Remarkable Letters

Remarkable Letters.

I will now pass to other points. I wish to impress upon your particular attention,—because all may aid in this—the letters which your Library will contain. The collection has been formed upon this principle. As far as I know there is but one scurrilous production in the whole collection, I think, and that one was printed in New South Wales; and on account of its extreme ferocity I kept that one as a specimen. (Laughter.) No other work has been admitted which was evidently written for the purpose of wounding and doing harm. Many works are written pro- page 16 fessing to be so and so, but the real object of which is to injure and stab and hurt. No such work or letter will be found in any that is handed over to you. Amongst those handed over to you will be a complete correspondence with very many of those who have been great and remarkable in this century—letters from remarkable men, men of character, which will enable you to live with them, to feel with them, to understand what was their mode of life, what were their thoughts, what their aspirations, what were their pleasures, and often what were their sorrows; how sometimes a great author has gone on for years without any remuneration, without his work selling, hardly without any appreciation, and at last you will find a letter coming from him "the flood of prosperity has broken on me; my work sells, I am in easy and comfortable circumstances, all I have toiled for for years has at last been brought home to me quite unexpectedly;" and you will find the man broken with his work, his life having been a life of labour and disappointment; at last, but when he can hardly enjoy it, entering upon the possession of that comfort of which he was worthy years before. (Cheers.) You will find him saying, "I have felt so disappointed in life, I have known such sorrows, I am ill, I am weary when all this good fortune has at last come upon me," and you will see from some sign at the end of his letter that he has hardly realised the pleasure he has henceforth an opportunity of enjoying in the world.
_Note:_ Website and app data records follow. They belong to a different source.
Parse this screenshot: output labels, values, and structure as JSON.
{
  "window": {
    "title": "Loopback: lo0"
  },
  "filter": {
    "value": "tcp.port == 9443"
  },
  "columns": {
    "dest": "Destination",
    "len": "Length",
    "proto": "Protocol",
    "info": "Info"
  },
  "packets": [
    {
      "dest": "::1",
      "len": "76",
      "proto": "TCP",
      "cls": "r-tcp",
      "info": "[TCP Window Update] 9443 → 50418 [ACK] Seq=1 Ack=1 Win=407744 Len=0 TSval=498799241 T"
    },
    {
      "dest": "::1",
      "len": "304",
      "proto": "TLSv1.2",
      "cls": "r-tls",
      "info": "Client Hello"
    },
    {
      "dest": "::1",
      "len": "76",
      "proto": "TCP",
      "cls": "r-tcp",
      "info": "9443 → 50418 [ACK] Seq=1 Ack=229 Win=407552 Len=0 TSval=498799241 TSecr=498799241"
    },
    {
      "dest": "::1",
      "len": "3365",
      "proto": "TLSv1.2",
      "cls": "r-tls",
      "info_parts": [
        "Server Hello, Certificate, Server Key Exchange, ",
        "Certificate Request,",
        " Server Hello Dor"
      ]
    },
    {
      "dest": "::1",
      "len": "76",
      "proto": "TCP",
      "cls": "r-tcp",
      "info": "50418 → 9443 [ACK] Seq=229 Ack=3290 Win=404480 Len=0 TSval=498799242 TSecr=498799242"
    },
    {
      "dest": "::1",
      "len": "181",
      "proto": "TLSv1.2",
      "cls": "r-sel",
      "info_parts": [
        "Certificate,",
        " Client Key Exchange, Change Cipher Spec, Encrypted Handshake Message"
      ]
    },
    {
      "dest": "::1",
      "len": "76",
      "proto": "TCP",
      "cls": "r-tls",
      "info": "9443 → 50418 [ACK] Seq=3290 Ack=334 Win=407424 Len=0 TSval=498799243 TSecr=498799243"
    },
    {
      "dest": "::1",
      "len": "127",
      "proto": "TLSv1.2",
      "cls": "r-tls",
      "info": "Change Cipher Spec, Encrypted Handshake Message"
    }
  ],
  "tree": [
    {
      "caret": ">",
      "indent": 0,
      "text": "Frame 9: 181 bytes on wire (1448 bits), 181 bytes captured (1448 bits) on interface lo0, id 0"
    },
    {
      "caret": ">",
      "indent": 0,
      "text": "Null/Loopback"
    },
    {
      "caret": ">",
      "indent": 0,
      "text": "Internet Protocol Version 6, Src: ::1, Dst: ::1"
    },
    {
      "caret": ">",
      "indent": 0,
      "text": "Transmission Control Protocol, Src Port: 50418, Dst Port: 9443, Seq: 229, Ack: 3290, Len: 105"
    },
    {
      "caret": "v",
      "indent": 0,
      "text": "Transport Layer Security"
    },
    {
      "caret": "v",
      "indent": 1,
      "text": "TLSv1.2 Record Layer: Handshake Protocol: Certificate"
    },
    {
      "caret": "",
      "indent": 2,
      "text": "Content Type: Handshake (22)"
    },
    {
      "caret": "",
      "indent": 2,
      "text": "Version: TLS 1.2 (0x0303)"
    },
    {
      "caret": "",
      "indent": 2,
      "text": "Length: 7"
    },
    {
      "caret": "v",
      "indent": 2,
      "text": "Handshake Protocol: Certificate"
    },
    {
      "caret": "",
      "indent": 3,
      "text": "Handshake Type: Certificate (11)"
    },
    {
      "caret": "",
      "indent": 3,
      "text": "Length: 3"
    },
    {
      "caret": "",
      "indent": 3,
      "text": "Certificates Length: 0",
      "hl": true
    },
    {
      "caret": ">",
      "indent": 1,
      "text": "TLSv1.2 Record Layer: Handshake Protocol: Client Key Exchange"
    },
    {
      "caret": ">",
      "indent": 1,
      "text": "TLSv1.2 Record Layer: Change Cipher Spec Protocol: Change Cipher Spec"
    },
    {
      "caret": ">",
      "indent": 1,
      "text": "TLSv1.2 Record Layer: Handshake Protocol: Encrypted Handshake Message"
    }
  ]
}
Your sympathies will be enlisted in the people by the various letters you will find. I thought of trying to illustrate this subject by just reading a few letters to you. (Cheers.)